However, her actions should not be viewed or used to justify shots being fired by a police officer. So while I don’t see her arrest as ak injustice. I do, however, see the lack of judicial accountability of Elias Montoya — the officer who can be seen shooting at her vehicle in the video below — to be troubling; and, an injustice to larger society, and not just Farrell. Why? Because in 1985 the Supreme Court ruled in Tennessee v. Garner that the use of deadly force by law enforcement against a suspect fleeing felony arrest to be unconstitutional. Ironically the plaintiff in this ruling, like Farrell, was also a resident of Memphis, Tennessee. But unlike Farrell, Mr. Garner was shot and killed while attempting to avoid arrest.
A Tennessee statute provides that, if, after a police officer has given notice of an intent to arrest a criminal suspect, the suspect flees or forcibly resists, “the officer may use all the necessary means to effect the arrest.” Acting under the authority of this statute, a Memphis police officer shot and killed appellee-respondent Garner’s son as, after being told to halt, the son fled over a fence at night in the backyard of a house he was suspected of burglarizing. The officer used deadly force despite being “reasonably sure” the suspect was unarmed and thinking that he was 17 or 18 years old, and of slight build. The father subsequently brought an action in Federal District Court, seeking damages under 42 U.S.C. § 1983 for asserted violations of his son’s constitutional rights. The District Court held that the statute and the officer’s actions were constitutional. The Court of Appeals reversed.
Held: The Tennessee statute is unconstitutional insofar as it authorizes the use of deadly force against, as in this case, an apparently unarmed, nondangerous fleeing suspect; such force may not be used unless necessary to prevent the escape and the officer has probable cause to believe that the suspect poses a significant threat of death or serious physical injury to the officer or others. Pp. 497 U. S. 7-22.
(a) Apprehension by the use of deadly force is a seizure subject to the Fourth Amendment’s reasonableness requirement.

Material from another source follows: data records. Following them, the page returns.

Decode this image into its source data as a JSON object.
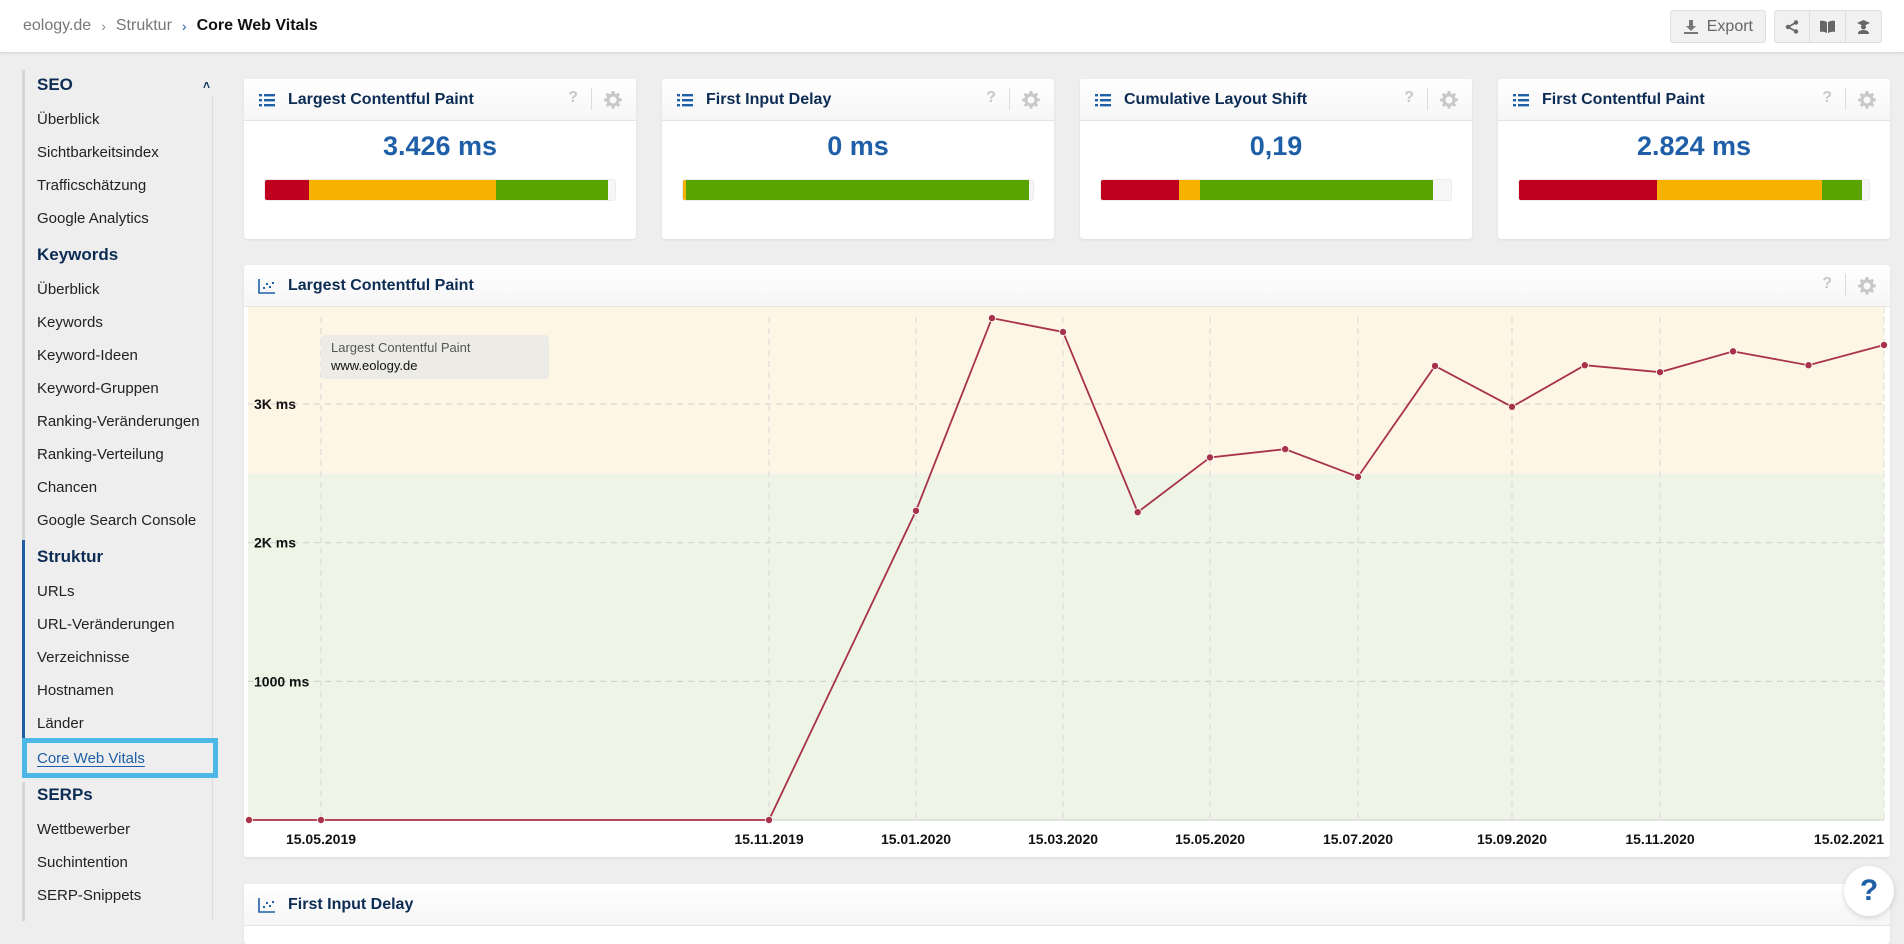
{
  "breadcrumb": {
    "items": [
      "eology.de",
      "Struktur"
    ],
    "current": "Core Web Vitals"
  },
  "toolbar": {
    "export_label": "Export",
    "icons": [
      "download-icon",
      "share-icon",
      "book-icon",
      "academy-icon"
    ]
  },
  "sidebar": {
    "sections": [
      {
        "label": "SEO",
        "items": [
          "Überblick",
          "Sichtbarkeitsindex",
          "Trafficschätzung",
          "Google Analytics"
        ]
      },
      {
        "label": "Keywords",
        "items": [
          "Überblick",
          "Keywords",
          "Keyword-Ideen",
          "Keyword-Gruppen",
          "Ranking-Veränderungen",
          "Ranking-Verteilung",
          "Chancen",
          "Google Search Console"
        ]
      },
      {
        "label": "Struktur",
        "items": [
          "URLs",
          "URL-Veränderungen",
          "Verzeichnisse",
          "Hostnamen",
          "Länder",
          "Core Web Vitals"
        ]
      },
      {
        "label": "SERPs",
        "items": [
          "Wettbewerber",
          "Suchintention",
          "SERP-Snippets"
        ]
      }
    ],
    "active_item": "Core Web Vitals"
  },
  "kpis": [
    {
      "title": "Largest Contentful Paint",
      "value": "3.426 ms",
      "distribution": {
        "poor": 0.125,
        "needs_improvement": 0.535,
        "good": 0.32
      }
    },
    {
      "title": "First Input Delay",
      "value": "0 ms",
      "distribution": {
        "poor": 0.0,
        "needs_improvement": 0.008,
        "good": 0.982
      }
    },
    {
      "title": "Cumulative Layout Shift",
      "value": "0,19",
      "distribution": {
        "poor": 0.222,
        "needs_improvement": 0.06,
        "good": 0.668
      }
    },
    {
      "title": "First Contentful Paint",
      "value": "2.824 ms",
      "distribution": {
        "poor": 0.395,
        "needs_improvement": 0.47,
        "good": 0.115
      }
    }
  ],
  "colors": {
    "poor": "#c0001f",
    "needs_improvement": "#f7b100",
    "good": "#5aa400",
    "accent": "#1f5fa8",
    "line": "#a8324a",
    "band_good": "#eef5e6",
    "band_ni": "#fdf6e5",
    "highlight": "#4cb8e6"
  },
  "chart_card": {
    "title": "Largest Contentful Paint"
  },
  "second_card": {
    "title": "First Input Delay"
  },
  "chart_data": {
    "type": "line",
    "title": "Largest Contentful Paint",
    "legend": {
      "title": "Largest Contentful Paint",
      "series_name": "www.eology.de",
      "placement": "top-left"
    },
    "x_tick_labels": [
      "15.05.2019",
      "15.11.2019",
      "15.01.2020",
      "15.03.2020",
      "15.05.2020",
      "15.07.2020",
      "15.09.2020",
      "15.11.2020",
      "15.02.2021"
    ],
    "x_tick_dates": [
      "2019-05-15",
      "2019-11-15",
      "2020-01-15",
      "2020-03-15",
      "2020-05-15",
      "2020-07-15",
      "2020-09-15",
      "2020-11-15",
      "2021-02-15"
    ],
    "y_ticks": [
      {
        "value": 1000,
        "label": "1000 ms"
      },
      {
        "value": 2000,
        "label": "2K ms"
      },
      {
        "value": 3000,
        "label": "3K ms"
      }
    ],
    "ylim": [
      0,
      3700
    ],
    "bands": [
      {
        "from": 0,
        "to": 2500,
        "kind": "good"
      },
      {
        "from": 2500,
        "to": 3700,
        "kind": "needs_improvement"
      }
    ],
    "series": [
      {
        "name": "www.eology.de",
        "points": [
          {
            "x": "2019-04-15",
            "y": 0
          },
          {
            "x": "2019-05-15",
            "y": 0
          },
          {
            "x": "2019-11-15",
            "y": 0
          },
          {
            "x": "2020-01-15",
            "y": 2230
          },
          {
            "x": "2020-02-15",
            "y": 3620
          },
          {
            "x": "2020-03-15",
            "y": 3520
          },
          {
            "x": "2020-04-15",
            "y": 2220
          },
          {
            "x": "2020-05-15",
            "y": 2615
          },
          {
            "x": "2020-06-15",
            "y": 2675
          },
          {
            "x": "2020-07-15",
            "y": 2475
          },
          {
            "x": "2020-08-15",
            "y": 3275
          },
          {
            "x": "2020-09-15",
            "y": 2980
          },
          {
            "x": "2020-10-15",
            "y": 3280
          },
          {
            "x": "2020-11-15",
            "y": 3230
          },
          {
            "x": "2020-12-15",
            "y": 3380
          },
          {
            "x": "2021-01-15",
            "y": 3280
          },
          {
            "x": "2021-02-15",
            "y": 3426
          }
        ]
      }
    ]
  }
}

To determine whether such a seizure is reasonable, the extent of the intrusion on the suspect’s rights under that Amendment must be balanced against the governmental interests in effective law enforcement. This balancing process demonstrates that, notwithstanding probable cause to seize a suspect, an officer may not always do so by killing him. The use of deadly force to prevent the escape of all felony suspects, whatever the circumstances, is constitutionally unreasonable. Pp. 471 U. S. 7-12.
The last time I checked, police officers do take an oath to uphold the very laws they are tasked with enforcing, no? Of course they do. So, to suggest or advance the argument that says that if Farell had just signed the ticket, she would not have been shot at is shortsighted. To Farrell’s point in her op-ed, it’s as though in the minds of some, officer Montoya’s actions were justified simply because Farrell refused to sign the ticket and evade arrest. Could it not be that Farrell was terrified? I could be wrong, but fear is known to bring out the most irrational behaviors in some, yes?

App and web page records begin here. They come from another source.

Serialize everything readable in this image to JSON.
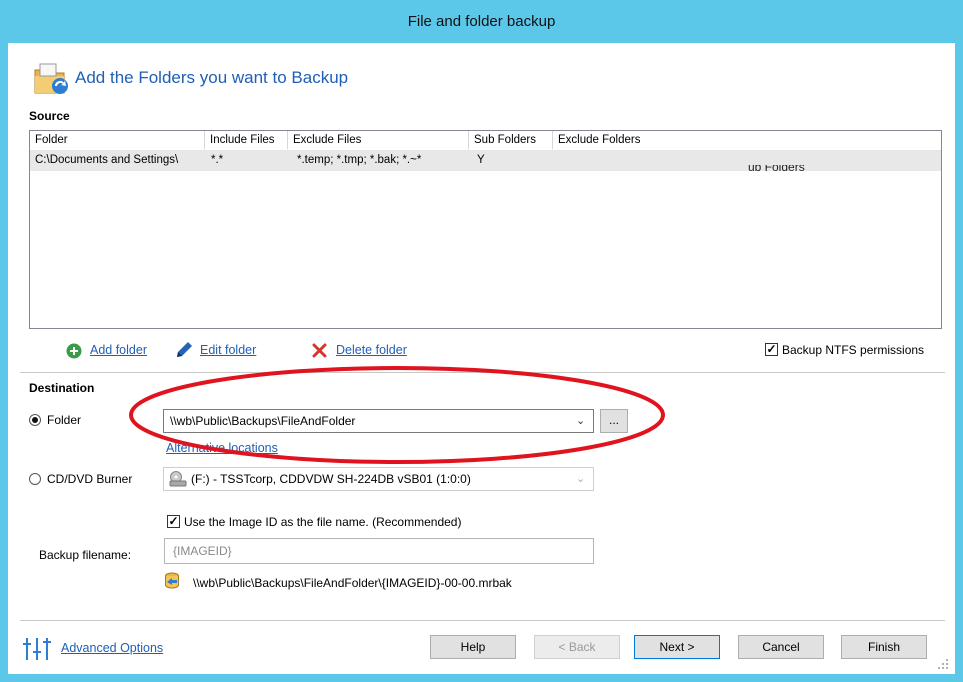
{
  "window": {
    "title": "File and folder backup"
  },
  "header": {
    "text": "Add the Folders you want to Backup"
  },
  "source": {
    "label": "Source",
    "columns": [
      "Folder",
      "Include Files",
      "Exclude Files",
      "Sub Folders",
      "Exclude Folders"
    ],
    "rows": [
      {
        "folder": "C:\\Documents and Settings\\",
        "include": "*.*",
        "exclude": "*.temp; *.tmp; *.bak; *.~*",
        "sub": "Y",
        "exclude_folders": ""
      }
    ],
    "overflow_fragment": "ub Folders",
    "actions": {
      "add": "Add folder",
      "edit": "Edit folder",
      "delete": "Delete folder"
    },
    "ntfs": {
      "label": "Backup NTFS permissions",
      "checked": true
    }
  },
  "destination": {
    "label": "Destination",
    "folder_option": {
      "label": "Folder",
      "selected": true
    },
    "folder_path": "\\\\wb\\Public\\Backups\\FileAndFolder",
    "browse_label": "...",
    "alt_link": "Alternative locations",
    "cd_option": {
      "label": "CD/DVD Burner",
      "selected": false
    },
    "cd_device": "(F:) - TSSTcorp, CDDVDW SH-224DB  vSB01 (1:0:0)",
    "use_image_id": {
      "label": "Use the Image ID as the file name.  (Recommended)",
      "checked": true
    },
    "filename_label": "Backup filename:",
    "filename_placeholder": "{IMAGEID}",
    "preview_path": "\\\\wb\\Public\\Backups\\FileAndFolder\\{IMAGEID}-00-00.mrbak"
  },
  "footer": {
    "advanced": "Advanced Options",
    "help": "Help",
    "back": "< Back",
    "next": "Next >",
    "cancel": "Cancel",
    "finish": "Finish"
  },
  "colors": {
    "titlebar": "#5bc8ea",
    "link": "#1f5fb5",
    "annotation": "#e0141e"
  }
}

Of course I can hear some of you arguing that the same could be said of officer Montoya. Yep, it could be argued that Montoya’s split second decision was a natural reaction borne out of fear. The problem with that line of thinking is that Farrell posed no threat to any one of the officers present. If anything, once the chase developed, Farrell became a threat to the lives of herself, her children, and every driver along the route.
In my opinion, the point when Farrell endangered her children, was at the time of the high-speed chase. So again, while Farrell deserves to be prosecuted at the full extent of the law, let’s not pretend that officer Montoya has clean hands on this one. In my opinion, he should be held accountable for his actions. But hey, I suppose by wearing a badge an individual entrusted to uphold and enforce the law is exempt from doing so.
Watch the full video below.